Joy Reid’s lies, spread to her 1.5 million social media followers, may cost her some money and could change what content the media publishes. Reid, an MSNBC host, is in legal trouble for defaming a Trump supporter online. At the center of this affair is a photo used in a false context to demonize Roslyn La Liberte, the aforementioned Trump supporter.
Liberte was attending a public meeting on immigration law. While there, she spoke with the young person in the picture about American laws. They agreed on some things and disagreed on others. But the way Liberte’s face was captured in a photo could be used to stoke anti-Trump hate – and so it was. Reid alleged Liberte verbally accosted and threatened the young teenager, which was the opposite of what transpired; Liberte was cordial and respectful during the exchange. Now Ms. Reid, who has been given Chris Matthew’s primetime spot on MSNBC despite horrific anti-trans and homophobic remarks, may have to pay up for her slander.
On June 29, 2018, Ms. Reid retweeted the photo in question, posted the previous day by a teenage activist named Alan Vargas with the caption:
“’You are going to be the first deported” [and] “dirty Mexican” [w]ere some of the things they yelled they yelled [sic] at this 14 year old boy. He was defending immigrants at a rally and was shouted down. Spread this far and wide this woman needs to be put on blast.”
To be clear, those words were Mr. Vargas’, republished by Ms. Reid. At the time Reid retweeted the message, it had not received much attention. After she used her megaphone to rebroadcast Mr. Vargas’s tweet to her 1.24 million followers, however, it went viral.
As the complaint says, “Instead of a politically biased seventeen-year-old social media activist whose posts reveal his obvious bias, the June 29 Twitter Post came from a nationally recognized journalist.” And, “Objective readers interpreted Reid’s retweet as accusing La Liberte of being one of those who screamed racial obscenities at a minor during the City Council Meeting.”

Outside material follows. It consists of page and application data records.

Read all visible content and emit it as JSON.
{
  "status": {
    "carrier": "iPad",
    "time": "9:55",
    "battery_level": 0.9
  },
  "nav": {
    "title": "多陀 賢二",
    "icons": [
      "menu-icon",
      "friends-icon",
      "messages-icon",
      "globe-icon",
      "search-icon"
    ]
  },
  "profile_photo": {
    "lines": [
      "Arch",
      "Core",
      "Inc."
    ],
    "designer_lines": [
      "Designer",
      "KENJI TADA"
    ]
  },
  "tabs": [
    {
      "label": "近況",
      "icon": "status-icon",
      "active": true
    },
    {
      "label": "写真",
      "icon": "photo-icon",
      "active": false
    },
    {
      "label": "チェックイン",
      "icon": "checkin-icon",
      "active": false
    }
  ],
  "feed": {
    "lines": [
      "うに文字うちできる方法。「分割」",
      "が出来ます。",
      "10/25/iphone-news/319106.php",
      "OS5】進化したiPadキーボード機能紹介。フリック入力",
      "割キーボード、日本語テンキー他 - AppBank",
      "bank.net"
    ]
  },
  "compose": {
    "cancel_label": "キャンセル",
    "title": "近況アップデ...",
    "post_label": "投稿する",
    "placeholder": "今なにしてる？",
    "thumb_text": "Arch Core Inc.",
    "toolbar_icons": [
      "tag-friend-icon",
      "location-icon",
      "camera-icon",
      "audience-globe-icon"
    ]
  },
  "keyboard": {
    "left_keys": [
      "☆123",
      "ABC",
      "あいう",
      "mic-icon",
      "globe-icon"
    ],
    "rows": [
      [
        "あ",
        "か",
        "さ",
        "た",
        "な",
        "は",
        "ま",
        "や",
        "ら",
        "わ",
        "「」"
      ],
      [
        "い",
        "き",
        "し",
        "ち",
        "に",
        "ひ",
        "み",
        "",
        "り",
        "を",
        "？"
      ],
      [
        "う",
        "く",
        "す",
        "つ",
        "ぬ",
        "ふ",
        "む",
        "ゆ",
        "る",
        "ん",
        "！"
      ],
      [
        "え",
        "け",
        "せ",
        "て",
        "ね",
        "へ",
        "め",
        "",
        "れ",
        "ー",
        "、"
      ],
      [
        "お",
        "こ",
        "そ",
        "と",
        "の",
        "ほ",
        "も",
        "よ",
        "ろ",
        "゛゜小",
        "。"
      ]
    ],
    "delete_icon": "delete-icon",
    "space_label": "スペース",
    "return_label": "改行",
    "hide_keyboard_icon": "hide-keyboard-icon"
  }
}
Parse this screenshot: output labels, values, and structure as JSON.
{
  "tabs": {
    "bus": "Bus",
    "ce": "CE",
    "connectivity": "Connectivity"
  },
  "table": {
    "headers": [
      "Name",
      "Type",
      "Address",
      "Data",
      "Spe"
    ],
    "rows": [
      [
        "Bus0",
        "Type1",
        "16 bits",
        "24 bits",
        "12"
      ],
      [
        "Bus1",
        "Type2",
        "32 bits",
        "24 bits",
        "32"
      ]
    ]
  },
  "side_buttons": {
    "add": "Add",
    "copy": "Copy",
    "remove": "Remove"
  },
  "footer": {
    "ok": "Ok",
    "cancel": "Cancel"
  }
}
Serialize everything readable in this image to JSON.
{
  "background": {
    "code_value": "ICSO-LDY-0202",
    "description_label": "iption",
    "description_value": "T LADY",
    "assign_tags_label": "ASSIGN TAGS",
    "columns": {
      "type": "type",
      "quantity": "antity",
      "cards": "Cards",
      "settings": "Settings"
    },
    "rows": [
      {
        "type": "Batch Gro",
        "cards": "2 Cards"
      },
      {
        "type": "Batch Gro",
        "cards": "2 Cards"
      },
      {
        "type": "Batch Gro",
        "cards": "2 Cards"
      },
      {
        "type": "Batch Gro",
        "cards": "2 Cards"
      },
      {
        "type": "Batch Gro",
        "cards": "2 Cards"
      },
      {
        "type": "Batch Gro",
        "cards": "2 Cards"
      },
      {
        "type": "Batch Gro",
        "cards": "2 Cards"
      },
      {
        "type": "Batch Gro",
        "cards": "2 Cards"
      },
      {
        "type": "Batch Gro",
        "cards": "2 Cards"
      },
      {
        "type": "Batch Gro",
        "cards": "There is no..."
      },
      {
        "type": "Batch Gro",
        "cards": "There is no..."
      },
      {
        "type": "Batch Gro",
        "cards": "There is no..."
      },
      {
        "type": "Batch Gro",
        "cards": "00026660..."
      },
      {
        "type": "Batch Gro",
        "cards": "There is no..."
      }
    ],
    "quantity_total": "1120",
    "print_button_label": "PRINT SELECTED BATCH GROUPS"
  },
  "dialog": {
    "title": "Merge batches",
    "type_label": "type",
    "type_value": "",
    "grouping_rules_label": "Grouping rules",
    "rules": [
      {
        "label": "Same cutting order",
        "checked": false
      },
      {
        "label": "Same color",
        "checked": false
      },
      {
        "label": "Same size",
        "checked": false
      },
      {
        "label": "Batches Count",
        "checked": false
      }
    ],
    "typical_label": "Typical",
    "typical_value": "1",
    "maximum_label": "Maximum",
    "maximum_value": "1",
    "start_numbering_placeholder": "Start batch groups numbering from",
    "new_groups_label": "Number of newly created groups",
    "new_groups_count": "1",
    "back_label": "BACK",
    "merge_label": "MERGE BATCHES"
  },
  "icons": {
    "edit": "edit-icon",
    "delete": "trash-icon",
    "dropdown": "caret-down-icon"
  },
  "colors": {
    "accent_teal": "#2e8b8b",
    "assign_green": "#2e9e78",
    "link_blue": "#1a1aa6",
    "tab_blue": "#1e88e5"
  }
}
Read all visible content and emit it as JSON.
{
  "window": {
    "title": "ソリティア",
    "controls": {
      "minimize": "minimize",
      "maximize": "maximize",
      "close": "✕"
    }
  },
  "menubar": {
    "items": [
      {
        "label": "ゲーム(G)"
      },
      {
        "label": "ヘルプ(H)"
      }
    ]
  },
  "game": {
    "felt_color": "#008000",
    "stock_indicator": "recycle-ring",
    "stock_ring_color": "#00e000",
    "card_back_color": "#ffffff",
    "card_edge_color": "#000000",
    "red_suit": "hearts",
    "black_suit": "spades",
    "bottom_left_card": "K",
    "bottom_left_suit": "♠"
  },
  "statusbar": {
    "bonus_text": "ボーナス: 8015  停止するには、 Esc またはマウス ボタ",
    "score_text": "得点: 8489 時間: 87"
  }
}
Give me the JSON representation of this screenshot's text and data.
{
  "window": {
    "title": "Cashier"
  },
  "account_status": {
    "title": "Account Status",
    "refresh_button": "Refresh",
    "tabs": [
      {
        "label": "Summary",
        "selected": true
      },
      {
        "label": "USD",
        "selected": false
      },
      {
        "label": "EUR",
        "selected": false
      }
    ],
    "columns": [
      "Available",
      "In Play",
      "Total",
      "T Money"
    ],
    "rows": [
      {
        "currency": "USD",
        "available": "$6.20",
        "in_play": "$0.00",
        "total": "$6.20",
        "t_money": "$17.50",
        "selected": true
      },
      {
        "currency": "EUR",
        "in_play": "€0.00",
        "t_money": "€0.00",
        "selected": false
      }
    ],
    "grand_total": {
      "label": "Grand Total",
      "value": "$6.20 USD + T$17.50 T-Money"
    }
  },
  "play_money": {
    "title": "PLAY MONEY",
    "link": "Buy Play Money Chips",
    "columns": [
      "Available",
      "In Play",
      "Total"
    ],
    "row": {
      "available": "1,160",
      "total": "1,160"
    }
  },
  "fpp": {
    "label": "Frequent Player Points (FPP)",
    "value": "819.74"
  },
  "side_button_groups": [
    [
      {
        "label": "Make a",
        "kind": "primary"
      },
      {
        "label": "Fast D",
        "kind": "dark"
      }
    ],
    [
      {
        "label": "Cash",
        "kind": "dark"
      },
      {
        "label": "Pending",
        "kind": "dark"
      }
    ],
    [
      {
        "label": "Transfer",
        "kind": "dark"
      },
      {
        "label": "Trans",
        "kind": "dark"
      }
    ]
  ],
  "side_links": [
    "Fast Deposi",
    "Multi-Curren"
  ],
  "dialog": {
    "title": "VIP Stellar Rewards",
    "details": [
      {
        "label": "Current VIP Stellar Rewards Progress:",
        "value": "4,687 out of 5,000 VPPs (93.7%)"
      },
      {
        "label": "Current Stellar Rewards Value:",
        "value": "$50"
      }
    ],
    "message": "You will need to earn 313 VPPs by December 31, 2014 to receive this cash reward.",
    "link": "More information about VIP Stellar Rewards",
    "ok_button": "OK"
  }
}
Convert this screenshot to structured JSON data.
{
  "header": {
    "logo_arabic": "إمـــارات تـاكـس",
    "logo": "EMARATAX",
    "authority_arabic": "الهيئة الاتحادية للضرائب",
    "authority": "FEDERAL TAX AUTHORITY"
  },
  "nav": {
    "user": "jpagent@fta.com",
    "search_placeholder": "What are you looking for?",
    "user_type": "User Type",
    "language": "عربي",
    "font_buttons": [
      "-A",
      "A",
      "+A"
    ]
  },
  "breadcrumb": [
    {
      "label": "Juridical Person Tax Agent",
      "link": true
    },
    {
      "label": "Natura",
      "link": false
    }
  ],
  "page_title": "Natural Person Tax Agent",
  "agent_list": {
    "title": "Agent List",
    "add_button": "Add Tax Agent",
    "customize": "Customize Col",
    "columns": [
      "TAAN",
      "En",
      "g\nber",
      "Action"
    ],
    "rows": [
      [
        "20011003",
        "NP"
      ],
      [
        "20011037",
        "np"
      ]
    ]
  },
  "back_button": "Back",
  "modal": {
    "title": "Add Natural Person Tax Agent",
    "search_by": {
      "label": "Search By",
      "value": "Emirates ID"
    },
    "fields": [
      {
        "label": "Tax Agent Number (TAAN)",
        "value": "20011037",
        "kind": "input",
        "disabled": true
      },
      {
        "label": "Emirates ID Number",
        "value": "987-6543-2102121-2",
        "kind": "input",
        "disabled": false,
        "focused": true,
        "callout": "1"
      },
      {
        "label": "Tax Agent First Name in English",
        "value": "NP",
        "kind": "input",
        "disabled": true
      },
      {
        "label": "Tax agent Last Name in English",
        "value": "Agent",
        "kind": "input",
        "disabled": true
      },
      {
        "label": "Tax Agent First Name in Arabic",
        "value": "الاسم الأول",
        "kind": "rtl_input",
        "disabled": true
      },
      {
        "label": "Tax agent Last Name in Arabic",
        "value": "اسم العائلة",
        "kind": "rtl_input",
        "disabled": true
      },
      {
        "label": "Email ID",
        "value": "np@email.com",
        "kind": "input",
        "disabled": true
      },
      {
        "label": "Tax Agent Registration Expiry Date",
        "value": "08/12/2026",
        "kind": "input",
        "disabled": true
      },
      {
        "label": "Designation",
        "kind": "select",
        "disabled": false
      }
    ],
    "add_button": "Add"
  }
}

Do It For The ‘Gram
If that were all Reid did, it would still have exposed La Liberte to an unearned tidal wave of hate and scorn, but the television host was not done. She made it much worse. Reid has “only” 100k Instagram followers and she didn’t’ send out the same message to them. Instead, she made her own, adopting the facts – as Vargas presented them – as her own.
“It was inevitable that this image would be made. It’s also easy to look at old black and white photos and think: I can’t believe that person screaming at a child, with their face twisted in rage, is real. B[ut] every one of them were. History sometimes repeats. And it is full of rage. Hat tip to @joseiswriting. #regram #history #chooselove.”
That none of this was accurate has become a problem for Reid. The young man in the photo stated publicly that he “felt like [La Liberte] was still trying to keep it civil, which I appreciate,” and “she was being civil.” La Liberte became a target of opportunity for anyone ready to unleash on her, because of her alleged threats against the teen. She lost count of the death threats delivered in myriad ways, and her image was cast across the internet as the face of bigotry.
Second Circuit Overturns
When La Liberte sued for defamation, Reid fought and won in the lower courts, and soundly. The judge ruled that La Liberte was to be considered a public figure in this instance, making victory on a defamation case almost impossible. And also, that California’s Anti-Strategic Lawsuits Against Public Participation (“anti-SLAPP”) law applied – ordering La Liberte to pay Reid’s attorney’s fees.
To say the appellate court reversed that ruling is an understatement. This week, the Second Circuit Court of Appeals ruled that La Liberte is not a public figure for slander analysis purposes because she doesn’t have regular ongoing media access. They also ruled that the anti-SLAPP law may not be applied in federal court because it violates due process rules.
Reid’s great hand turned into a busted flush, and now the case will return to the lower court. The defendant will have a tough road ahead to avoid liability for her speech.
Read more from Scott D. Cosenza.